simpler and more candidly larcenous days its inmates were motivated by honest
avarice. But in the last few years the sport has undergone permutations that
somehow have made it socially significant. First there was Patterson vs.
Liston, an allegory of good vs. evil. Then along came Cassius Clay, whose
socially significant contribution was the discovery of a truly unpopular cause.
In the Black Muslims he had a cause so triumphantly unpopular that in an age
sharply aware of racial dvisions, most whites and Negroes could unite in
loathing it—and in paying to see its proponent—hope! hope! hope!—knocked out.
But last week Cassius began to learn a truism of social significance: it is
possible for a man to become so nauseatingly unpopular that he will never get
rich. At least not in Chicago.
problem was the Illinois Athletic Commission, a less than august body suddenly
caught up in swirling crosscurrents of subtleties concerning morality, legality
and political expediency, not to mention 200% old-fashioned patriotism.

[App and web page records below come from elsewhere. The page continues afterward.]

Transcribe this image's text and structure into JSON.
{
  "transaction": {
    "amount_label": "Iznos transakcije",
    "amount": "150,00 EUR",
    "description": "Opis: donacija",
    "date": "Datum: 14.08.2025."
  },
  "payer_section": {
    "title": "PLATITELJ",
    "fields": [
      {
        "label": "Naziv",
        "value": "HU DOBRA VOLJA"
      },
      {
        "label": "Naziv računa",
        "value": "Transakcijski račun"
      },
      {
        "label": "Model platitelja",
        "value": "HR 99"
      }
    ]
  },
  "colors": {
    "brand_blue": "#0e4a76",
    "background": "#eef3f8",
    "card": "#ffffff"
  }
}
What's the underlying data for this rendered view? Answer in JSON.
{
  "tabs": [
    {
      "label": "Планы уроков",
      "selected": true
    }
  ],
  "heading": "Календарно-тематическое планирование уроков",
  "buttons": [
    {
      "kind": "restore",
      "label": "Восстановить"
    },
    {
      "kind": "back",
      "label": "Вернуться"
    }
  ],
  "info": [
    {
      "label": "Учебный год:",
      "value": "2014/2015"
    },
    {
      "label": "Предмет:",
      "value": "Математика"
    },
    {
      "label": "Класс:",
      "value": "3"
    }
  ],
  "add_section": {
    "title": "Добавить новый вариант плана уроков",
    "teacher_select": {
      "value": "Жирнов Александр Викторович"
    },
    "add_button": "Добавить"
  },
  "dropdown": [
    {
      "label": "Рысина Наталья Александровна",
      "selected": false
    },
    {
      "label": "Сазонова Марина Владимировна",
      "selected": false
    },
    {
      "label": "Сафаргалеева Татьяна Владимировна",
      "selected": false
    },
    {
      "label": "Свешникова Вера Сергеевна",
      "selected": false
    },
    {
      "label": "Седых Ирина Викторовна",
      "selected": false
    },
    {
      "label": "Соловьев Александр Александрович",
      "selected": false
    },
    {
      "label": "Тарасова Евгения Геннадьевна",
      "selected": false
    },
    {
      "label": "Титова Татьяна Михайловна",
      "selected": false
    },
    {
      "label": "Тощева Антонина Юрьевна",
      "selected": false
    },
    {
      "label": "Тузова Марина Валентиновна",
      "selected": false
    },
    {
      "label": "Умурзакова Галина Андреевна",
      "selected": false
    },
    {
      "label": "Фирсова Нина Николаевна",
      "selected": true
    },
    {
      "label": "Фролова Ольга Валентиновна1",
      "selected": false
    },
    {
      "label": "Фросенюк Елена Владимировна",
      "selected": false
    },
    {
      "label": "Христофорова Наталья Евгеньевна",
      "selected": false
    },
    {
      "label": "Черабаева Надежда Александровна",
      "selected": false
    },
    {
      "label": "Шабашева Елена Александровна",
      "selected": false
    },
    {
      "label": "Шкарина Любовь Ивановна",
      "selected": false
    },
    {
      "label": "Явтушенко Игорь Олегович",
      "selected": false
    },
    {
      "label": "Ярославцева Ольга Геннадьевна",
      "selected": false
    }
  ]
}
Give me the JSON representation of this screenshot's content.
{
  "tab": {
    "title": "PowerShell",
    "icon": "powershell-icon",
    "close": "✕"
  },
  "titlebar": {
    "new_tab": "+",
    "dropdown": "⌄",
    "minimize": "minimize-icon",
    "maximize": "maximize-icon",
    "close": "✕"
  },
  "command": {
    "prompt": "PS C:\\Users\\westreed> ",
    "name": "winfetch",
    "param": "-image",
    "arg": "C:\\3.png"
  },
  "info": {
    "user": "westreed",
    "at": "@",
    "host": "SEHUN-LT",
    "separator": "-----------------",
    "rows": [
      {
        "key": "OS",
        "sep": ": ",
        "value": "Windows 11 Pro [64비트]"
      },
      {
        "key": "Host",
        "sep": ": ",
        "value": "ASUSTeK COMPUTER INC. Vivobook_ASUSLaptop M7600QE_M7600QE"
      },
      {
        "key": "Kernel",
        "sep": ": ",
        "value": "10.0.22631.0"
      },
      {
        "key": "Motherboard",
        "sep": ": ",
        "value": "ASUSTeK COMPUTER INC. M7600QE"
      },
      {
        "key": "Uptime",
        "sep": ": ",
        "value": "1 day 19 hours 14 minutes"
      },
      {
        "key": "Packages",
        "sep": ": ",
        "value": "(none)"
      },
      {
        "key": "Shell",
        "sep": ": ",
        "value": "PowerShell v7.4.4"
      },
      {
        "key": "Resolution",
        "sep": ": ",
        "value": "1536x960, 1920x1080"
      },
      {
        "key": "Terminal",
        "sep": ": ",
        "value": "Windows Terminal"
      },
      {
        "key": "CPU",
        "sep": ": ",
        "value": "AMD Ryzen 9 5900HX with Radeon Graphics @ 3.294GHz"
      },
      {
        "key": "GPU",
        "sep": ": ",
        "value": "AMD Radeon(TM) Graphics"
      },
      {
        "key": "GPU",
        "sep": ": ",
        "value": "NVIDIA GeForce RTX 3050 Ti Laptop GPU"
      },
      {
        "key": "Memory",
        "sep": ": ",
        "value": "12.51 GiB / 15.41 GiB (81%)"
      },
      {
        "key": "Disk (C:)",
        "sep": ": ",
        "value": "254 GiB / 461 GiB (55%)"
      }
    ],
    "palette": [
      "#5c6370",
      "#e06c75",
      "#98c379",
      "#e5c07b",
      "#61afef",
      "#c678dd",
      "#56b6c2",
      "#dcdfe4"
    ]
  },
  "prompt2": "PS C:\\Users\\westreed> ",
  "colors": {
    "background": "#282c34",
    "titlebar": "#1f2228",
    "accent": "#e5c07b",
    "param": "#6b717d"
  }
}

Before
the week was over the IAC began to look like the Three Stooges.
The troubles of
the Illinois Athletic Commission started on February 8. That was the day the
IAC decided to license the heavyweight championship fight between Clay and
Ernie Terrell after New York had refused to bestow its blessings on the fight
out of a conviction that Terrell's association with Bernard Glickman, longtime
friend of Hoodlum Frankie Carbo, was still very much alive. Flying to the New
York hearing, Terrell was said to have sat next to Glickman on the plane. The
IAC, which thought it knew how to handle such situations, discreetly neglected
to investigate the tie between Terrell and Glickman. It enthusiastically
showered licenses on practically everybody in sight, without asking any
embarrassing questions or, it later developed, taking a look at the state laws.
Very Chicago, very very Chicago.
The fight was set
for March 29 in the International Amphitheatre, and Ben Bentley, one of the two
promoters of the match, happily began taking orders for tickets. (To Hugh
Hefner, the man who publishes a magazine in his pajamas: "You were down for
six. Now you want to make it 10? Make the check for $1,000.") For a while
everything went swimmingly. But then the Selective Service System changed
Clay's status to 1-A and Cassius began talking like a man about to be
"I don't have
no personal quarrel with those Viet Congs," he declared. The sentiment was
received shudderingly wherever men make fights. Clay next turned to the least
acceptable sort of conscientious objection: "I am a member of the Muslims,
and we don't go to no wars unless they are declared by Allah himself."
To the Chicago
Tribune these remarks sounded like treason. The Tribune has been defending the
Constitution against assorted dangers for well over a century now, against such
threats to the Republic as Woodrow Wilson, Franklin Delano Roosevelt, Adlai
Stevenson, Dwight D. Eisenhower and anybody who failed to salute when the late
Senator Joseph R. McCarthy belched.
February 20, the
began The Treatment—and to those
have observed The Treatment for lo these many years, it was
beautiful—technically, CRIME PROBER DEMANDS STATE BAR CLAY FIGHT, said a Page
One column one headline on Sunday. LEGION HITS BOXER ON HIS DRAFT TIRADE. Then
inside: DRAFT CAN K.O. CLAY'S FIGHT—IF IT HURRIES. And on page 24 the lead
editorial was entitled ARE YOU PROUD OF THIS, GOVERNOR?
Good start. By
Sunday night an influential state legislator who had blocked several bills
outlawing professional boxing in the state shifted his position: he would now
even introduce such bills into the next session of the legislature. By Monday
morning Governor Otto Kerner, a Democrat, was suggesting that the Illinois
Athletic Commission reexamine its position on the fight. By Monday noon the
Three Stooges of the IAC were able to announce triumphantly that they had
received an apology from Clay—by phone.
almost—but not quite—good enough for the
. While its sports page was
throwing every resource into promotion of the Golden Gloves, whose combatants
are not so socially significant as they are merely clumsy, the
the scenes, had applied other pressures. One of its top investigative reporters
got on the phone to Bentley and ordered him to deliver Clay to Chicago for a
Quavering in his
second-floor fight headquarters at the Sheraton- Chicago hotel, Irving
Schoenwald, the other promoter, seized the occasion to go to the hospital.
"With chest congestion brought on by aggravation," explained Bentley.
Bennie himself, a small, dark, intense man with the nervous system of a bronc
with a backache, was devouring tranquilizers. He had already printed 14,000
tickets and invested $5,000 in the training-camp expenses of Terrell and
company. Now he struggled to direct the best light possible toward a prosperous
outcome for the fight: "Lookit, $160,000 in the kick and we ain't even
opened the gate yet." But he spoke glumly of a tea-leaf reader he had heard
about who looked in the bottom of the cup and saw a man leaping off a tall
place. "That must be me," Bentley said, "only from here I wouldn't
get the job done. I need more than two floors."